Workshop "Justifying the European Border Regime and holding it to account: Ideational versus Material Dimensions?"
The European border regime is under intense contestation: Long before the tragedy of Lampedusa, scientists, civil society organizations and other relevant actors in the field have been questioning the European Union’s border enforcement policy. Even though some argue that the EU promotes progressively higher standards for the treatment of asylum seekers and refugees, security considerations continue to dominate European and national policymaking processes in the field of migration. The ensuing tensions are apparent in a great number of policy developments, ranging from readmission agreements and mobility partnerships, the establishment of EUROSUR, and the adjustment of the Schengen regime, to current debates on how to deal with “foreign fighters”, how to continue maritime rescue operations in the Mediterranean or how to envisage the long-term evolution of the EU’s Area of Freedom, Security and Justice. In this context, it hardly needs reminding that border regimes have profound impacts on the lives of affected migrants, and that oversight, accountability practices and justificatory arguments are of vital importance in this field.
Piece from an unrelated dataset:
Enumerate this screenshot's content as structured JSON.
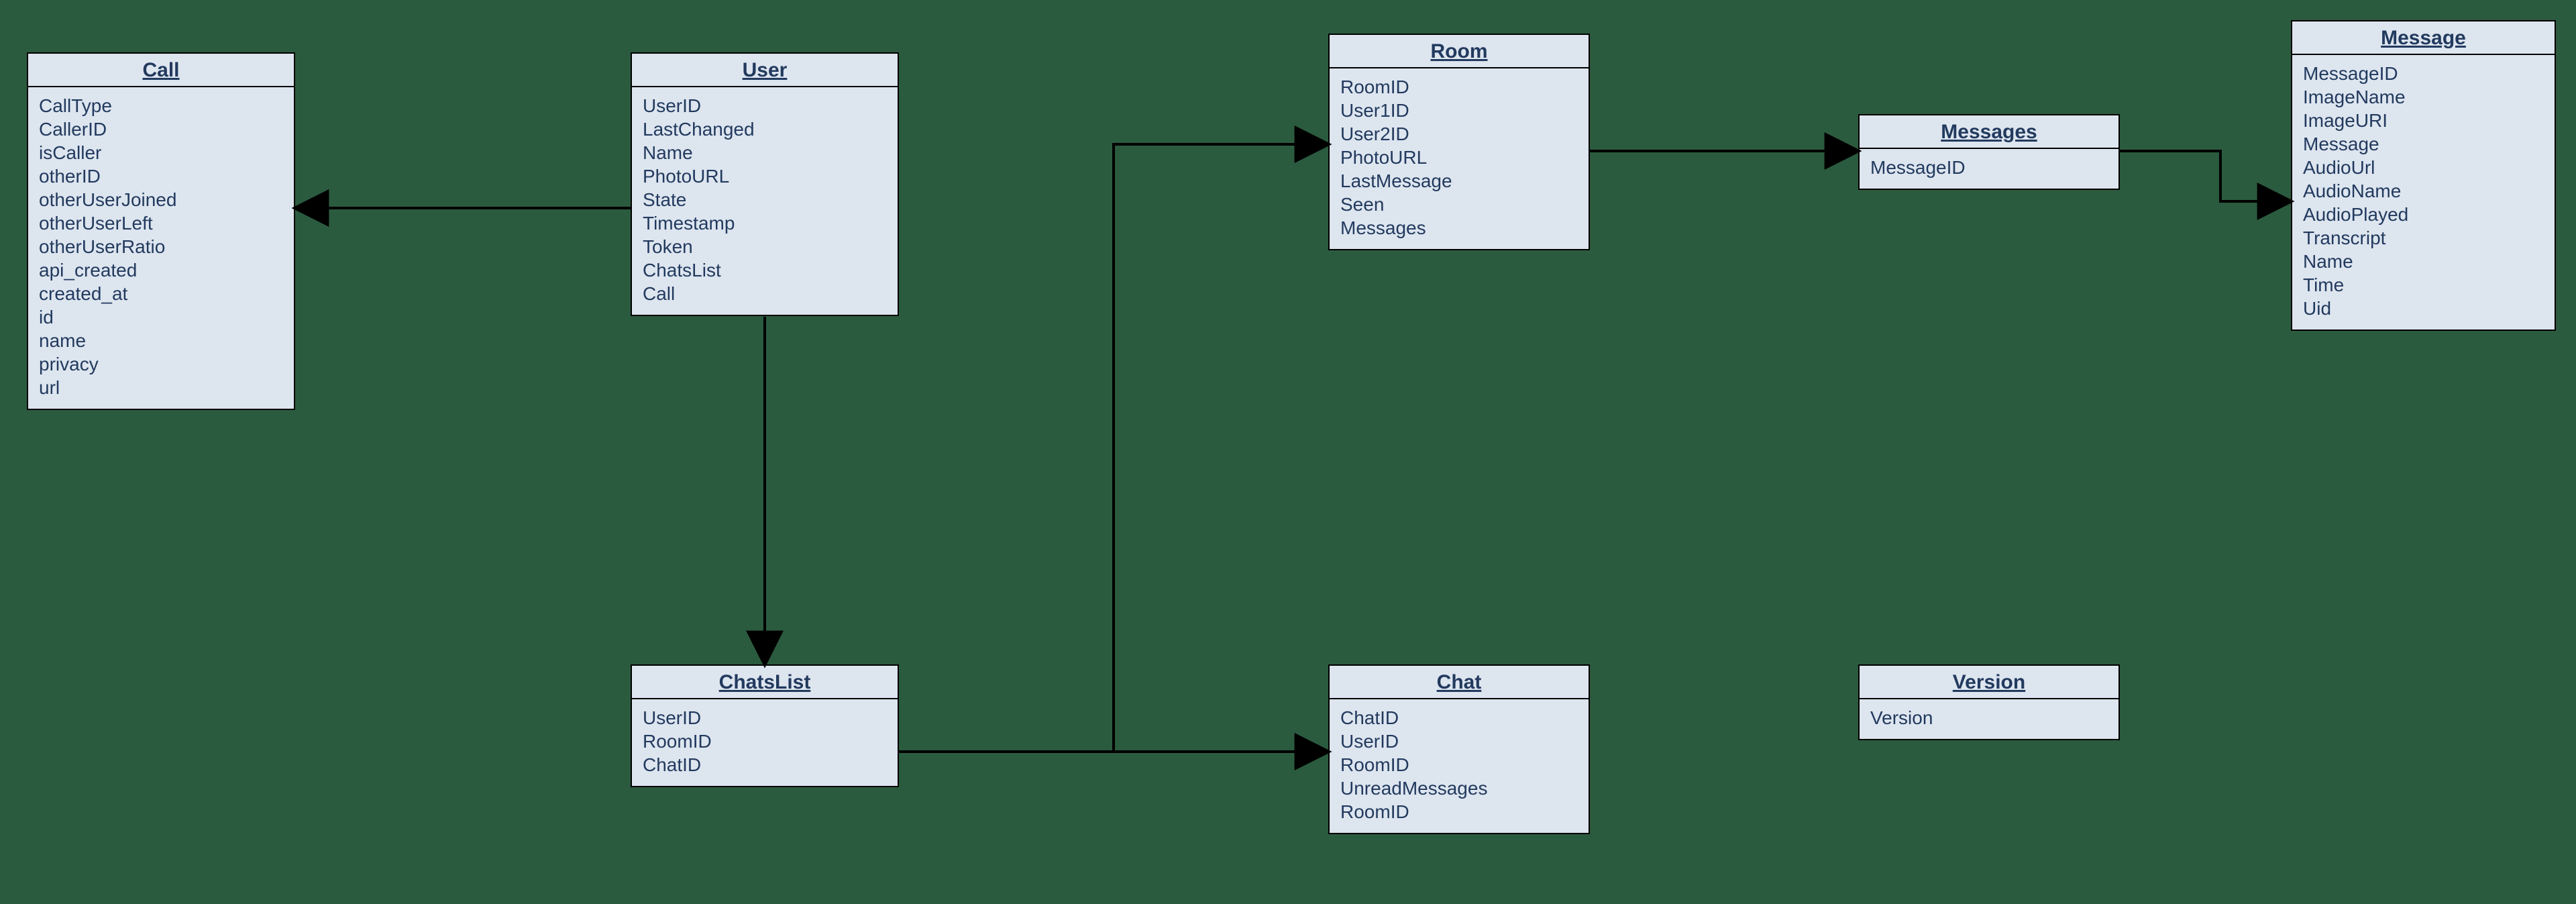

The interdisciplinary workshop therefore sought to investigate the role of European as well as national institutions in this issue area. The workshop revolved around the questions whether, how and to what extent recent developments in the area of border management, migration and asylum reflect an increase in the degree of accountability towards European citizens as well as towards migrants – or whether we were faced with a seemingly uncontrollable and ever more complex ‘apparatus’ of control.
Hier können Sie das Programm des Workshops einsehen.